(Photo: Then Councilwoman Janice Hahn speaks to first LANCC attendees.)
The New NC Congress: Will it Live Up to the Framers Vision?
By Ken Draper (January 30, 2006)
A coalition of Neighborhood Councils will launch their own Congress next weekend. The idea is that NCs citywide can gather to network and to discuss and act on issues. The coalition was formed independently with some of the same grassroots passion and energy that filled workshops and hearing rooms when Neighborhood Councils were forming five years ago. Whether this fledgling group can come together and fulfill their dream … and the vision of some of those who crafted the LA NC concept … no one knows for certain. But one thing we do know: It isn’t a new idea.
The seed for an LA system of Neighborhood Councils … then called “A Family of Neighborhoods” … was planted in the offices of then Councilman Joel Wachs back in the early 1990’s. Wachs offered the first motion to establish “independent neighborhood councils” in June of 1996. It included the following: “Additionally, leaders from each of the neighborhood councils will convene at least quarterly as a citywide Neighborhood Congress to discuss citywide matters such as City Charter amendments, ordinances, initiatives, programs, multi-cultural dialogue and the general overall course of the city.”
The motion also noted that the “key to success of neighborhood councils must be their independence from City Hall, and their ability to truly represent the diverse interests of their community.”
DONE GM, Greg Nelson, worked for Wachs at the time. While Wachs was the mover, Nelson gave birth to the idea, did the research and provided Wachs with the substance he needed to form his vision and belief in the NC concept.
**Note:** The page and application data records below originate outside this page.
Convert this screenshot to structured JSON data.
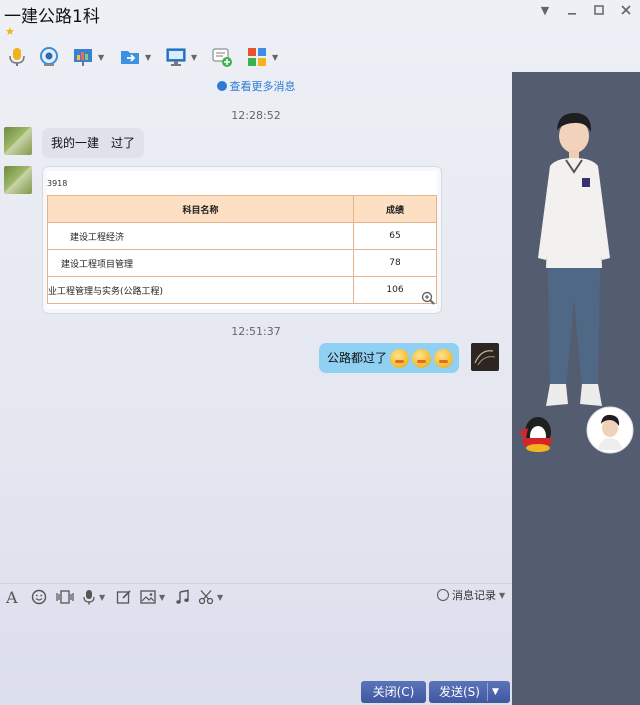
{
  "window": {
    "title": "一建公路1科"
  },
  "toolbar": {
    "items": [
      "voice-call",
      "video-call",
      "screen-share",
      "send-file",
      "remote-desktop",
      "create-discussion-group",
      "apps"
    ]
  },
  "chat": {
    "more_messages_link": "查看更多消息",
    "messages": [
      {
        "timestamp": "12:28:52",
        "from": "other",
        "text": "我的一建　过了"
      },
      {
        "from": "other",
        "card": {
          "code_fragment": "3918",
          "table_headers": [
            "科目名称",
            "成绩"
          ],
          "table_rows": [
            [
              "建设工程经济",
              "65"
            ],
            [
              "建设工程项目管理",
              "78"
            ],
            [
              "业工程管理与实务(公路工程)",
              "106"
            ]
          ]
        }
      },
      {
        "timestamp": "12:51:37",
        "from": "self",
        "text": "公路都过了",
        "emoji_count": 3
      }
    ]
  },
  "input_toolbar": {
    "history_label": "消息记录"
  },
  "buttons": {
    "close_label": "关闭(C)",
    "send_label": "发送(S)"
  },
  "colors": {
    "accent_blue": "#2f7ad6",
    "button_blue": "#4a62aa",
    "outgoing_bubble": "#8fd0f3",
    "incoming_bubble": "#dfe2ea",
    "table_header": "#fde0c3",
    "side_panel": "#545c70"
  }
}
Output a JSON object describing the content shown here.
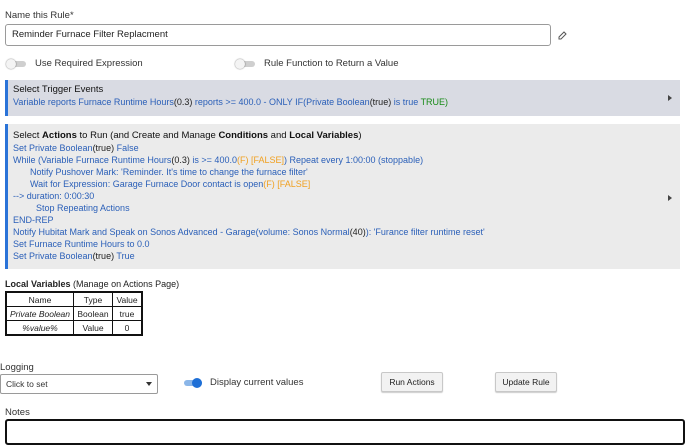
{
  "rule_name": {
    "label": "Name this Rule*",
    "value": "Reminder Furnace Filter Replacment"
  },
  "toggles": {
    "required_expression": {
      "label": "Use Required Expression",
      "on": false
    },
    "rule_function": {
      "label": "Rule Function to Return a Value",
      "on": false
    }
  },
  "trigger": {
    "title": "Select Trigger Events",
    "text_1": "Variable reports Furnace Runtime Hours",
    "text_2": "(0.3)",
    "text_3": " reports >= 400.0 - ONLY IF(Private Boolean",
    "text_4": "(true)",
    "text_5": " is true ",
    "text_6": "TRUE)"
  },
  "actions": {
    "title_1": "Select ",
    "title_2": "Actions",
    "title_3": " to Run (and Create and Manage ",
    "title_4": "Conditions",
    "title_5": " and ",
    "title_6": "Local Variables",
    "title_7": ")",
    "l1_a": "Set Private Boolean",
    "l1_b": "(true)",
    "l1_c": " False",
    "l2_a": "While (Variable Furnace Runtime Hours",
    "l2_b": "(0.3)",
    "l2_c": " is >= 400.0",
    "l2_d": "(F) [FALSE]",
    "l2_e": ") Repeat every 1:00:00 (stoppable)",
    "l3": "Notify Pushover Mark: 'Reminder. It's time to change the furnace filter'",
    "l4_a": "Wait for Expression: Garage Furnace Door contact is open",
    "l4_b": "(F) [FALSE]",
    "l5": "--> duration: 0:00:30",
    "l6": "Stop Repeating Actions",
    "l7": "END-REP",
    "l8_a": "Notify Hubitat Mark and Speak on Sonos Advanced - Garage(volume: Sonos Normal",
    "l8_b": "(40)",
    "l8_c": "): 'Furance filter runtime reset'",
    "l9": "Set Furnace Runtime Hours to 0.0",
    "l10_a": "Set Private Boolean",
    "l10_b": "(true)",
    "l10_c": " True"
  },
  "local_variables": {
    "title": "Local Variables",
    "subtitle": " (Manage on Actions Page)",
    "headers": [
      "Name",
      "Type",
      "Value"
    ],
    "rows": [
      [
        "Private Boolean",
        "Boolean",
        "true"
      ],
      [
        "%value%",
        "Value",
        "0"
      ]
    ]
  },
  "logging": {
    "label": "Logging",
    "select_value": "Click to set",
    "display_toggle": {
      "label": "Display current values",
      "on": true
    }
  },
  "buttons": {
    "run_actions": "Run Actions",
    "update_rule": "Update Rule"
  },
  "notes": {
    "label": "Notes",
    "value": ""
  },
  "colors": {
    "accent": "#2a73d8",
    "link": "#2a5fb8",
    "false": "#f0a020",
    "true": "#178a17"
  }
}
The Neighborhood Congress language that appeared in Wachs’ 1998 motion, came from a Nelson “Family of Neighborhoods” memo dated April 17, 1995.
Striking in both the memo and the motion is the emphasis on the importance of Neighborhood Councils being independent of City Hall and the great faith that these citywide neighborhood groups would deal with matters of such import as “City Charter changes, ordinances, initiatives, citywide programs and the general overall course of the city.” Heady stuff from these visionaries.
Now comes the test. Can Neighborhood Council leaders park their egos and cynicism at the door and fulfill the promise that Wachs … and the motion-signers, Mark Ridley Thomas, Laura Chick, Richard Alatorre, Marvin Braude, Michael Feuer and Rudy Svorinich imagined? The clock starts on the answer to that question on February 4. ◘
The history that lead up to the creation of the LANCC and the promises of that first LANCC Charter in Part 2 of this series … next Thursday.
(Ken Draper is the editor of CityWatch. He can be reached at Ken@CityWatchLA.com)
Vol 13 Issue 5
Pub: Jan 16, 2015